We have multiple ways to block this type of injection. The recommended process is to use stored procedures with parameterized SQL because they are type safe and length specified. But for the large existing application which never used any parameterized query, it will be a time consuming task to convert every dynamic query to parameterized query. A quicker solution is to build a central monitoring system, which will validate the input variables from all the forms.
Dim BlackList, ErrorPage
BlackList = Array("=","#","$","%","^","&","*","|",";",_
"--", "/*", "*/", "@@",_
"nchar", "varchar", "nvarchar", "iframe"_
'Note: We can include following keyword to make a stronger scan but it will also
'protect users to input these words even those are valid input
' "!", "char", "alter", "begin", "cast", "create",
'Populate the error page you want to redirect to in case the check fails.
ErrorPage = "../displaymessage.asp?msg=" &
Server.URLEncode("Invalid Character Entered")
On Error Resume Next
' If the string is empty, return false that means pass
If ( IsEmpty(str) ) Then
CheckStringForSQL = false
ElseIf ( StrComp(str, "") = 0 ) Then
CheckStringForSQL = false
lstr = LCase(str)
' Check if the string contains any patterns in our black list
For Each s in BlackList
If ( InStr (lstr, s) <> 0 ) Then
CheckStringForSQL = true
CheckStringForSQL = false
The function is very straight-forward.
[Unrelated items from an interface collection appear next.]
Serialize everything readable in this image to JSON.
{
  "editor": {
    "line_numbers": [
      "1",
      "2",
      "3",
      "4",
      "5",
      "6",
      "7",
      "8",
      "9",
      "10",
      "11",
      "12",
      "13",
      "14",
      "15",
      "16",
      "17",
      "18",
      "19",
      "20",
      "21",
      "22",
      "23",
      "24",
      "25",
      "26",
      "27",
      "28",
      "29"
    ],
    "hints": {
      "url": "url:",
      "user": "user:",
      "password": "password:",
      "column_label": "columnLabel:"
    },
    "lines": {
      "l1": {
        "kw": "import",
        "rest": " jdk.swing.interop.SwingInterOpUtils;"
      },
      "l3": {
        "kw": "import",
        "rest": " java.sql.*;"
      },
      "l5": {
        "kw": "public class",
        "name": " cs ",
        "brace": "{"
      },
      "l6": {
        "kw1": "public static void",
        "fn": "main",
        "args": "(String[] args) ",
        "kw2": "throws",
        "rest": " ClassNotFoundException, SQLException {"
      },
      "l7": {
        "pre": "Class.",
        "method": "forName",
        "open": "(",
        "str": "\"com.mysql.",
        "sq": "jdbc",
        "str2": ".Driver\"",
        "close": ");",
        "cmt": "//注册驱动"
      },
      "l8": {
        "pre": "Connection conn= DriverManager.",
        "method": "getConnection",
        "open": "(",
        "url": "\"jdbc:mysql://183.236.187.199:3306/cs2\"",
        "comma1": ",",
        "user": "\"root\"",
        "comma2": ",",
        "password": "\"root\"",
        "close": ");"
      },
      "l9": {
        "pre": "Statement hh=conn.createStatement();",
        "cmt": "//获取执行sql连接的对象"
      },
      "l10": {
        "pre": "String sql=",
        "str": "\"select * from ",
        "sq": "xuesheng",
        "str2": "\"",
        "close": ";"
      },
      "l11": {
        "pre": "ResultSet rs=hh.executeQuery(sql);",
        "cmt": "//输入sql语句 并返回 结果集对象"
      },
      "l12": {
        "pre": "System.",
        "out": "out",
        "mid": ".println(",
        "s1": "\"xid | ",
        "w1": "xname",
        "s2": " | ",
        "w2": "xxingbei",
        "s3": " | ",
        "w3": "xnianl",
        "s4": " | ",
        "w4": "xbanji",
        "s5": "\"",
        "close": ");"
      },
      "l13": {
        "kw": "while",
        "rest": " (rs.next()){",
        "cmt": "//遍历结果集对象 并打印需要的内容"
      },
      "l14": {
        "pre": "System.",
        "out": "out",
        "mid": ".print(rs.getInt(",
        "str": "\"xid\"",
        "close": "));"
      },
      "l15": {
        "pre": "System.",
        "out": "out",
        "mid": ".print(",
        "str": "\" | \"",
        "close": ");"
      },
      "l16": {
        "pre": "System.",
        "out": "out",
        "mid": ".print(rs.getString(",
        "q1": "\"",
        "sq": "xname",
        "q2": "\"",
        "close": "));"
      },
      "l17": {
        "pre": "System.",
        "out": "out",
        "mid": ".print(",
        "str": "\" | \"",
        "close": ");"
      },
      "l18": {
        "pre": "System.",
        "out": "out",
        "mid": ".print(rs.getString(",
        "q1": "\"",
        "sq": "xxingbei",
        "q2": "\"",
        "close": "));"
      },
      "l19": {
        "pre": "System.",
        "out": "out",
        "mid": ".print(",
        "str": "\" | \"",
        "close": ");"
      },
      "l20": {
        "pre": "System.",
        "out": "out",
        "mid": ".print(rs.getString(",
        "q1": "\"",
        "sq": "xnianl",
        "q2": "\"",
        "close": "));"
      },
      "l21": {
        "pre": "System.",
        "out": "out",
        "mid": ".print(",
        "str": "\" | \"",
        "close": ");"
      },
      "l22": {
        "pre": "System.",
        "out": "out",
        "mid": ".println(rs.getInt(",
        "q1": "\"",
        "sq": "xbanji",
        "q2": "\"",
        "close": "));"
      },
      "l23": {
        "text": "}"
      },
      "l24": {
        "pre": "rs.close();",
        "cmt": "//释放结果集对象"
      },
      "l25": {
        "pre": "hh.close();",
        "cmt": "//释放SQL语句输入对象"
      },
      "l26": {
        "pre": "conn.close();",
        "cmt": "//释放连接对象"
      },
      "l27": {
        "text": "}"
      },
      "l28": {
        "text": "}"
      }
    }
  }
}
Note that in some cases you might need to allow some character as a valid input to give user flexibility. For example, the user might like to use "$" symbol in password field or our cookie might contain braces "(…)" symbol. So we can make an exception list according to storage variable type and can be checked like the following.
CookieExceptionList = Array("""","(",")")
For Each item in CookieExceptionList
Now we can protect all the form variables using the function "CheckStringForSQL" in the following way.
For Each s in Request.Form
If ( CheckStringForSQL(Request.Form(s),"form") ) Then
' Redirect to an error page
The same thing can be repeated for querystring variables and cookie variables. Without these variable types, a lot of asp developers use a third party control ASPUpload to upload files and transfer information from one page to another. That can also validate in the following way.
' Check Upload forms data
' Description: This function will validate ASP Upload Data
' Note: Because of ASPUpload's limitation this function
' need to be called after its save function from
' the relevant ASP page
for each item in dataCollection
If ( CheckStringForSQL(item) ) Then
'Redirect to an error page
if(redirect) then Response.Redirect(ErrorPage)
IsValidUploadFormData = false
IsValidUploadFormData = true
Note: This function needs to be called after calling the Save function of AspUpload manually because before that the data will not be available in the collection.
Additionally, for new projects as well as old projects, we can maintain the following best practices to avoid the attack.
1. Use escape character routines to handle special characters
2. Use stored procedures rather than dynamic query where possible
3. Use parameterized query incase of dynamic query
4. Use HtmlEncode and decode techniques to show html data where possible
5. Use a least privileged database account- only stored procedure will have the permission for update/insert and script will have only read permission